Natalie Clein, whose previous recording of the music of Ernest Bloch was described as ‘inspired’ by The Sunday Times, turns to his three suites for solo cello as part of a recital of works written in the aftermath of the Second World War. The sombre voice of the cello seems especially apposite in music of such deep seriousness, Ligeti’s short sonata providing an energetic and life-affirming finale.
The music from the Baltic region in the latter half of the 17th century is characterized by fearless innovation and bubbling creativity. Here, a glimpse into the sacred solo-cantata and chamber music of this period is presented by bass-baritone Jakob Bloch Jespersen and Concerto Copenhagen under the direction of Lars Ulrik Mortensen.
Ernest Bloch's major works for violin and piano may compel respect, but they might not inspire love or give much pleasure. The violent, unstable Violin Sonata No. 1 (1920) is a bracing expression of the turbulence of World War I, and Bloch pushes the music's tension to incredible lengths over the work's 30 minutes. One may appreciate the sincerity of Bloch's expression and the effort he put in this wrenching work, but still not find it enjoyable or moving for its severity and frequent ugliness.
A very light but very lovely disc of mid-twentieth century violin concertos, this 1996 recording by Joshua Bell with David Zinman directing the Baltimore Symphony Orchestra coupling the concertos of Samuel Barber and William Walton along with Baal Shem, the concerto-in-all-but-in-name by Ernest Bloch, may be for younger listeners a first choice among digital recordings.
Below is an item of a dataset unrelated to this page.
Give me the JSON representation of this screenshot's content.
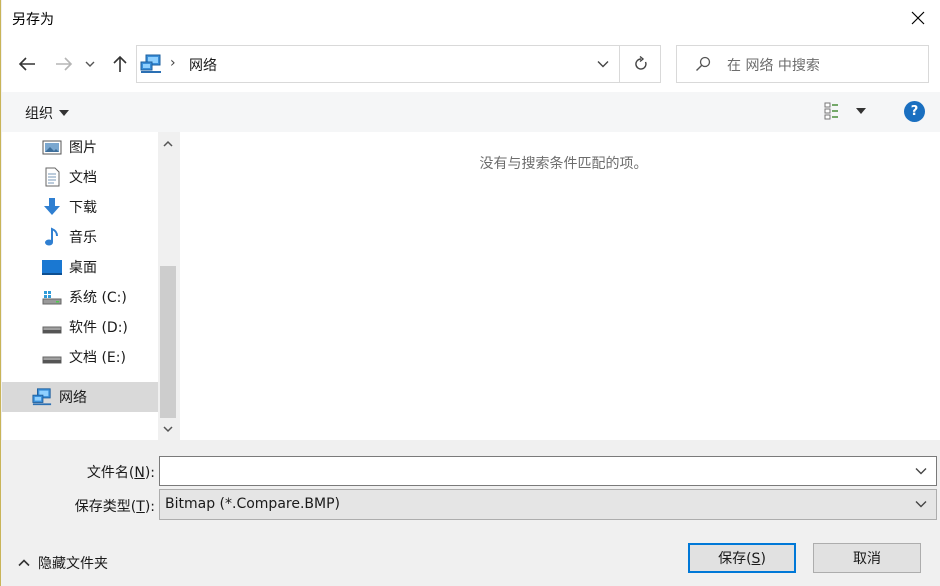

Swiss-American composer Ernest Bloch is best known for his works on Jewish themes and subjects – Baal Shem, Schelomo, the Israel Symphony – but the majority of his works are abstract, if heavily accented music written in the standard late nineteenth century central European harmonies and forms. This 2007 Hyperion disc features two large-scale chamber works by Bloch, his three-movement piano quintets from 1923 and 1957, plus three shorter pieces for string quartet alone: Night and Paysages (Landscapes) both from 1923 and Two Pieces from 1938 and 1950.
This Swiss Cascavelle disc most adroitly presents the world premiere recording of the orchestral poem Helvetia alongside two less obscure works for viola and orchestra. A highly attractive release, well designed and documented. Enthusiasts of Bloch, the viola and the mountain heights must not miss this.
Cellist Ophélie Gaillard embraces diversity and empathy in this rich, cinematic album of world music. She rides Korngold’s volcanic, rollercoaster melodies into expressive excellence in the “Concerto in One Movement for Cello and Orchestra,” while her reading of Bloch’s “From Jewish Life” bears a beautiful sadness that feels transcendental.